--- Material for this task ---
++++
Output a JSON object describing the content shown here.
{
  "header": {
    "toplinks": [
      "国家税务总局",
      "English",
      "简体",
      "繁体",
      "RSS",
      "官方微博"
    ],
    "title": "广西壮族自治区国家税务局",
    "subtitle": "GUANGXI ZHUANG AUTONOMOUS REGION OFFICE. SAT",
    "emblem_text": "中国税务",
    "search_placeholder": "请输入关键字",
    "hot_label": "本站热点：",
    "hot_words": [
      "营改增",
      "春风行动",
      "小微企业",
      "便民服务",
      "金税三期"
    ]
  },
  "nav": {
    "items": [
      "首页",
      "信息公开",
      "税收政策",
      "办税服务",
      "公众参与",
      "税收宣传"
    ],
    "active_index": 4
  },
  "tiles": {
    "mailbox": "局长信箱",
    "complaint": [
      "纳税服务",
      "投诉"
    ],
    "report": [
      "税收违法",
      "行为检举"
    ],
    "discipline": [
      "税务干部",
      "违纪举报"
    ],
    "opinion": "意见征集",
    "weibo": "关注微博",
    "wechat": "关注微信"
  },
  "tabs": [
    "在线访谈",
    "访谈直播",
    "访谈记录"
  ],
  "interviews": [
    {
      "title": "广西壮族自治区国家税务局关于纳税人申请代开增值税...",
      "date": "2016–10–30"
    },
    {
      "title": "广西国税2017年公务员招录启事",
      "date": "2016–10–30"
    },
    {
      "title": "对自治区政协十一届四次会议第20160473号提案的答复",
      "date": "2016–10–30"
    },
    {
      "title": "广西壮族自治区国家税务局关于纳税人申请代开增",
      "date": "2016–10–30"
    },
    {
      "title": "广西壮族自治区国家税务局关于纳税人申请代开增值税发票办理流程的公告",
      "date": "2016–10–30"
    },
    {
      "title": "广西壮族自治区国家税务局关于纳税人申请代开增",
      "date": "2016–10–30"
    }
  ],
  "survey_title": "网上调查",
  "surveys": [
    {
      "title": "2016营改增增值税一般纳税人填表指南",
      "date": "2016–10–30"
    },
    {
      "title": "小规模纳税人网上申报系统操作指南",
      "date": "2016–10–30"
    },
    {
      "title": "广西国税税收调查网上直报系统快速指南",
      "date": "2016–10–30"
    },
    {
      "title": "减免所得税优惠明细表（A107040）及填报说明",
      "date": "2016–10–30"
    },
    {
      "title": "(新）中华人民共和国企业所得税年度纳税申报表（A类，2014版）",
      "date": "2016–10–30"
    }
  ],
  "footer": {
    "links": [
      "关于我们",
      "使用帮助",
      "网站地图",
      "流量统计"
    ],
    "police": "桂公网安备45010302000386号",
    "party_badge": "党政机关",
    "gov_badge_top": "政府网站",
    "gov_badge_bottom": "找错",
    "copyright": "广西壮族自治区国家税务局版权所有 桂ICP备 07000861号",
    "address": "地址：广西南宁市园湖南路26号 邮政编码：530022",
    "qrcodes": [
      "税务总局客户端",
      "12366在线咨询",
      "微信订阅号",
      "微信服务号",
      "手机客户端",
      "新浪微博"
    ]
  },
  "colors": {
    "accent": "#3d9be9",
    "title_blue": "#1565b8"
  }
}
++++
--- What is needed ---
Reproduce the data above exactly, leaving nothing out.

--- Exercise output ---
Output a JSON object describing the content shown here.
{
  "header": {
    "toplinks": [
      "国家税务总局",
      "English",
      "简体",
      "繁体",
      "RSS",
      "官方微博"
    ],
    "title": "广西壮族自治区国家税务局",
    "subtitle": "GUANGXI ZHUANG AUTONOMOUS REGION OFFICE. SAT",
    "emblem_text": "中国税务",
    "search_placeholder": "请输入关键字",
    "hot_label": "本站热点：",
    "hot_words": [
      "营改增",
      "春风行动",
      "小微企业",
      "便民服务",
      "金税三期"
    ]
  },
  "nav": {
    "items": [
      "首页",
      "信息公开",
      "税收政策",
      "办税服务",
      "公众参与",
      "税收宣传"
    ],
    "active_index": 4
  },
  "tiles": {
    "mailbox": "局长信箱",
    "complaint": [
      "纳税服务",
      "投诉"
    ],
    "report": [
      "税收违法",
      "行为检举"
    ],
    "discipline": [
      "税务干部",
      "违纪举报"
    ],
    "opinion": "意见征集",
    "weibo": "关注微博",
    "wechat": "关注微信"
  },
  "tabs": [
    "在线访谈",
    "访谈直播",
    "访谈记录"
  ],
  "interviews": [
    {
      "title": "广西壮族自治区国家税务局关于纳税人申请代开增值税...",
      "date": "2016–10–30"
    },
    {
      "title": "广西国税2017年公务员招录启事",
      "date": "2016–10–30"
    },
    {
      "title": "对自治区政协十一届四次会议第20160473号提案的答复",
      "date": "2016–10–30"
    },
    {
      "title": "广西壮族自治区国家税务局关于纳税人申请代开增",
      "date": "2016–10–30"
    },
    {
      "title": "广西壮族自治区国家税务局关于纳税人申请代开增值税发票办理流程的公告",
      "date": "2016–10–30"
    },
    {
      "title": "广西壮族自治区国家税务局关于纳税人申请代开增",
      "date": "2016–10–30"
    }
  ],
  "survey_title": "网上调查",
  "surveys": [
    {
      "title": "2016营改增增值税一般纳税人填表指南",
      "date": "2016–10–30"
    },
    {
      "title": "小规模纳税人网上申报系统操作指南",
      "date": "2016–10–30"
    },
    {
      "title": "广西国税税收调查网上直报系统快速指南",
      "date": "2016–10–30"
    },
    {
      "title": "减免所得税优惠明细表（A107040）及填报说明",
      "date": "2016–10–30"
    },
    {
      "title": "(新）中华人民共和国企业所得税年度纳税申报表（A类，2014版）",
      "date": "2016–10–30"
    }
  ],
  "footer": {
    "links": [
      "关于我们",
      "使用帮助",
      "网站地图",
      "流量统计"
    ],
    "police": "桂公网安备45010302000386号",
    "party_badge": "党政机关",
    "gov_badge_top": "政府网站",
    "gov_badge_bottom": "找错",
    "copyright": "广西壮族自治区国家税务局版权所有 桂ICP备 07000861号",
    "address": "地址：广西南宁市园湖南路26号 邮政编码：530022",
    "qrcodes": [
      "税务总局客户端",
      "12366在线咨询",
      "微信订阅号",
      "微信服务号",
      "手机客户端",
      "新浪微博"
    ]
  },
  "colors": {
    "accent": "#3d9be9",
    "title_blue": "#1565b8"
  }
}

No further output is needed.